New Study Finds Late Night Electronics Increase Insomnia in Children and Teens
A new study published in the current issue of the journal Pediatrics finds that electronic gadgets—such as TV, video games, and computers—increase the time it takes for children and teenagers to fall asleep, increasing their risk for insomnia and symptoms of daytime sleepiness. The study, which took place at the University of Auckland in New Zealand, was led by Dr. Louise Foley. The researchers tracked the habits of 2,016 participants between the ages of 5 and 18. Participants reported their activities for the 90 minutes prior to sleep, which were then categorized into 3 groups: 1) Self-care 2) Non-screen sedentary time & 3) Screen sedentary time. Researchers found that the children and teenagers who spent the majority of their time before bed engaged in “screen sedentary time” had more difficulty falling asleep than those who were listed under categories 1 and 2.
The study’s findings reveal a serious problem that goes beyond trouble falling asleep. Prolonged time needed for sleep onset is an indication that your child may also be suffering from sleep deficits. A few extra minutes each night of wakefulness accumulates to hours of missed sleep each week. According to sleep professionals and the National Sleep Foundation, children and teenagers must have more sleep than their adult counterparts. Adults need at least 7 to 8 hours of sleep each night while children and teenagers require 9 to 11 hours of nightly sleep for body and brain rejuvenation.

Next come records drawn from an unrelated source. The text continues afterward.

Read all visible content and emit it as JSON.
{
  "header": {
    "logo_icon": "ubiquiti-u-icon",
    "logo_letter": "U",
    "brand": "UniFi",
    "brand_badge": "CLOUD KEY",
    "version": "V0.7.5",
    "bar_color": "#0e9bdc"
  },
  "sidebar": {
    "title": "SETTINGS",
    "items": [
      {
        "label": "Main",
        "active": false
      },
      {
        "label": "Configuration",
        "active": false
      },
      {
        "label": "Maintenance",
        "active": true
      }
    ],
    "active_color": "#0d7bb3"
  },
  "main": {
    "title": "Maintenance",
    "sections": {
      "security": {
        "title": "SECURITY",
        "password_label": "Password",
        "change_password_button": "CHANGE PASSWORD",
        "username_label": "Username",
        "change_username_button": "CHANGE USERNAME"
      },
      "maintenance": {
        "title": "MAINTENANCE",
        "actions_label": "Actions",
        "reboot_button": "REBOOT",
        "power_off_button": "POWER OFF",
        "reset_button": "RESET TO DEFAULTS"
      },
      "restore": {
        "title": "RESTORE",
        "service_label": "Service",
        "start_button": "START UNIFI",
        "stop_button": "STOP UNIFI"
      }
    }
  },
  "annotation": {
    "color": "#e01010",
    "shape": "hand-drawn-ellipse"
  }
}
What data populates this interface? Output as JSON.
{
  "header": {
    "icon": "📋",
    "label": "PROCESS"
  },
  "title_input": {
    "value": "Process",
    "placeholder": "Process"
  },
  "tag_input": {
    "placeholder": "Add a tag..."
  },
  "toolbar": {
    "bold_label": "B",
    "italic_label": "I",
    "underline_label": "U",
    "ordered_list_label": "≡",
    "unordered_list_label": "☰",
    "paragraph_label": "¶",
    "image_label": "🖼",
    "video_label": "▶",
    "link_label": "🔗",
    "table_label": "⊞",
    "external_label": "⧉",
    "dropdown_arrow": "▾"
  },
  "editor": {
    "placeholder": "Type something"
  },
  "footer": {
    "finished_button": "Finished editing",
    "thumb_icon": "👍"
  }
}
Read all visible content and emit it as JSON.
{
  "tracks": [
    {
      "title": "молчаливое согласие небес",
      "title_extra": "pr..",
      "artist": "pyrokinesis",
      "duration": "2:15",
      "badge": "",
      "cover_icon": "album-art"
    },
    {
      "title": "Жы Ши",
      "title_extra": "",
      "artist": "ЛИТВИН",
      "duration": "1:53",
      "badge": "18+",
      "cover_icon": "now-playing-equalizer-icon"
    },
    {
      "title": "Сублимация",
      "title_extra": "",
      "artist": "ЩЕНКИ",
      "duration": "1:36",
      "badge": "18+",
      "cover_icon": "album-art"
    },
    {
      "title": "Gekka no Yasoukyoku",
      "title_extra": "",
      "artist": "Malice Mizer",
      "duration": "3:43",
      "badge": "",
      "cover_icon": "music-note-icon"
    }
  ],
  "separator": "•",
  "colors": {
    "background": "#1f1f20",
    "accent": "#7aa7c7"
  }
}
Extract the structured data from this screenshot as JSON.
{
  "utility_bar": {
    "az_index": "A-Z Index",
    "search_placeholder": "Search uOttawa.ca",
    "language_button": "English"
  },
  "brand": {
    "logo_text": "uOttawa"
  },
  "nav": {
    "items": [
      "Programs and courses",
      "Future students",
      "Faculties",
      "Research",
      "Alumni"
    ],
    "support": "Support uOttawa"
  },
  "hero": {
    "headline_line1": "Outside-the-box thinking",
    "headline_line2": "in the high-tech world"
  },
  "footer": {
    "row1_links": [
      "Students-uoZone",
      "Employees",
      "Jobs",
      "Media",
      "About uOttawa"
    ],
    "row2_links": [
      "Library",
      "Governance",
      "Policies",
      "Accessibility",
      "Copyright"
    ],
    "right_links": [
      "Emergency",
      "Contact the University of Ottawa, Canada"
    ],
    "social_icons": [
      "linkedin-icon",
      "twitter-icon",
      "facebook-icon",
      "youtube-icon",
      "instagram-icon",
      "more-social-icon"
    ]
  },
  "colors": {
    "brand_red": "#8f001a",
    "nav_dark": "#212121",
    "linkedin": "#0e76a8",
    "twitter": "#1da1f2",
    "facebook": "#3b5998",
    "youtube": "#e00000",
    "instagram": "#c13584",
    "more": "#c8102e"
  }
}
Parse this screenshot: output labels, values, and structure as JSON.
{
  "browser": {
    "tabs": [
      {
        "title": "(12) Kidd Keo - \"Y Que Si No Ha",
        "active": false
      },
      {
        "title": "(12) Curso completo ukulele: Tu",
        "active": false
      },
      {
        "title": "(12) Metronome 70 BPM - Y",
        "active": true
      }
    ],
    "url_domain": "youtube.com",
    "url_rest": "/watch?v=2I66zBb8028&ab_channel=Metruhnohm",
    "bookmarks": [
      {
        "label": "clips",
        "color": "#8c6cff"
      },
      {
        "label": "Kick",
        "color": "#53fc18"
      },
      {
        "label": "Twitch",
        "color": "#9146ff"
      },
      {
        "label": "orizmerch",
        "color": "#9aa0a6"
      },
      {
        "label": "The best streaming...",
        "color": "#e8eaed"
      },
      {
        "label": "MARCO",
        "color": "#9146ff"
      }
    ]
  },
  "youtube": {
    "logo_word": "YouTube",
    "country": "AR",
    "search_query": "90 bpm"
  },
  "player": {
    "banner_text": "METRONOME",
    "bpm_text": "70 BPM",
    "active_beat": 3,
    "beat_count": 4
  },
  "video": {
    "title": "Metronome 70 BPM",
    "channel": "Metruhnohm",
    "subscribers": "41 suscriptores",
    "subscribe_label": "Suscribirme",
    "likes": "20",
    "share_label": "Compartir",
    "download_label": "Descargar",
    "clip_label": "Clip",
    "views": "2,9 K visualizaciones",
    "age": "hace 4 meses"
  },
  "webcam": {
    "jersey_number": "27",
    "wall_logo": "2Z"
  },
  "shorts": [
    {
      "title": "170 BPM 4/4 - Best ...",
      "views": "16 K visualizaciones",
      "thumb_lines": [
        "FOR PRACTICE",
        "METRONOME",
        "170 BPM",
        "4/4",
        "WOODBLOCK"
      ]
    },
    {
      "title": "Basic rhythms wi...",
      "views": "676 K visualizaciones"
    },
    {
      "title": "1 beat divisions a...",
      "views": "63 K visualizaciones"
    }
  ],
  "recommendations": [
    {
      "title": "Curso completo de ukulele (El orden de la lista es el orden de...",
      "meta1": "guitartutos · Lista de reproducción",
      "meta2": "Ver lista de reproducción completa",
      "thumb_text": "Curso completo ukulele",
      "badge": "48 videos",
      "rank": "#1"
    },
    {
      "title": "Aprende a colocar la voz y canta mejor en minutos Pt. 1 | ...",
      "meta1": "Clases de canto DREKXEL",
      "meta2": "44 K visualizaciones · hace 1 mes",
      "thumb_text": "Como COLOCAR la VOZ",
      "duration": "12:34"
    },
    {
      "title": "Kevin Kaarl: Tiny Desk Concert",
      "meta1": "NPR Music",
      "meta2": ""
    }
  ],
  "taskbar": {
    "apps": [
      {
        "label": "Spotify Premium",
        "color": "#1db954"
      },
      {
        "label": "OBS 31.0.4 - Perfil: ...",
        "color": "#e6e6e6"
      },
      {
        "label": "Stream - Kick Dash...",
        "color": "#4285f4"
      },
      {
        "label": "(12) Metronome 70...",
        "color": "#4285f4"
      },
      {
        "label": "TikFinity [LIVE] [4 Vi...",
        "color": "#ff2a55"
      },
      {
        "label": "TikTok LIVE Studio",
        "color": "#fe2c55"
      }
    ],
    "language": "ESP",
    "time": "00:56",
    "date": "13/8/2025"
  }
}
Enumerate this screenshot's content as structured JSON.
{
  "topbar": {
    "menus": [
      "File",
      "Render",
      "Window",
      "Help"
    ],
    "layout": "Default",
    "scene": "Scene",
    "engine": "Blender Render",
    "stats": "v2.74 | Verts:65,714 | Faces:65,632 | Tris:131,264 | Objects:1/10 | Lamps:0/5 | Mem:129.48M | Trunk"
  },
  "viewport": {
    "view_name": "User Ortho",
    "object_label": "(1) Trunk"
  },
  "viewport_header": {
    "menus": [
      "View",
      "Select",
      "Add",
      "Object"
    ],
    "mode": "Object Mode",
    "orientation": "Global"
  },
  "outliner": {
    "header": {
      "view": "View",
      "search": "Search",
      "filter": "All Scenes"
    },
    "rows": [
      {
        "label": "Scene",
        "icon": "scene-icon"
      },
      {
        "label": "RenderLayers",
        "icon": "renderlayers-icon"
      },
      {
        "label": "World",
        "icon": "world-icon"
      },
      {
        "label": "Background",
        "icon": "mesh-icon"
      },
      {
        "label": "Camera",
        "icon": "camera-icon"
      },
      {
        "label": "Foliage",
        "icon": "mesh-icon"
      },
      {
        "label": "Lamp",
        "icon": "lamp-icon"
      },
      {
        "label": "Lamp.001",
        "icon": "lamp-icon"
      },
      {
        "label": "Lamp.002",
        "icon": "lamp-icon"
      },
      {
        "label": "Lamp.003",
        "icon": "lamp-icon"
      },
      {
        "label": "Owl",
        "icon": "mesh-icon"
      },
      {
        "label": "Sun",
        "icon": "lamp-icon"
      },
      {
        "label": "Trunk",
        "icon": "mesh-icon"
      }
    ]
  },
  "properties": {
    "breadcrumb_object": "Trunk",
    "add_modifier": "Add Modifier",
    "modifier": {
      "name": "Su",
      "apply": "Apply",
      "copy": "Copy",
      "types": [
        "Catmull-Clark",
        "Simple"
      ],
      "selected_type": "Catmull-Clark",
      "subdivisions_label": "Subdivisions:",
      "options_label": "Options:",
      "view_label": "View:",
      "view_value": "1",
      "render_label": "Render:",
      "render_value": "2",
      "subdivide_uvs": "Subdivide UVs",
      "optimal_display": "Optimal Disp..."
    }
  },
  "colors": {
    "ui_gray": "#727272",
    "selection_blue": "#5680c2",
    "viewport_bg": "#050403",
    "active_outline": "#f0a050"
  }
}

The study’s findings indicate a critical need for ensuring adequate sleep duration in children and teenagers, especially when paired with the evidence from other studies linking insufficient sleep to behavioral problems. One cause for heightened wakefulness after extended “screen sedentary time” is the body’s reaction to the blue/green light that electronics emit. The body’s circadian rhythm—its internal clock—is disrupted by the blue/green light from electronics and slows the release of hormones that induce sleep. As a result of limited sleep, your child will suffer from symptoms of daytime sleepiness that include:
- Lowered attention span
- Decreased short-term memory
Below are a few tips to help your children get the restful, restorative sleep their young bodies and minds need.
Tips for Helping Your Children Get the Rest They Require:
Have a nightly bedtime routine that excludes stimulating electronics at least 90 minutes prior to sleep.
Complete all physical activities at least 2 hours before your child’s bedtime.
Eliminate districting lights and noise as much as possible in your child’s room, especially bedside clocks and other reminders of daytime activities.
Nighttime activities immediately before bed can include reading, journaling, or listening to soothing music.
Increase time spent outdoors—sunlight regulates the body’s circadian rhythm and ensures that sleep inducing hormones are released at night.
Cut out the caffeine by the late afternoon hours. With the upsurge in energy drinks, it is important to make sure that your child stops drinking them well before bed.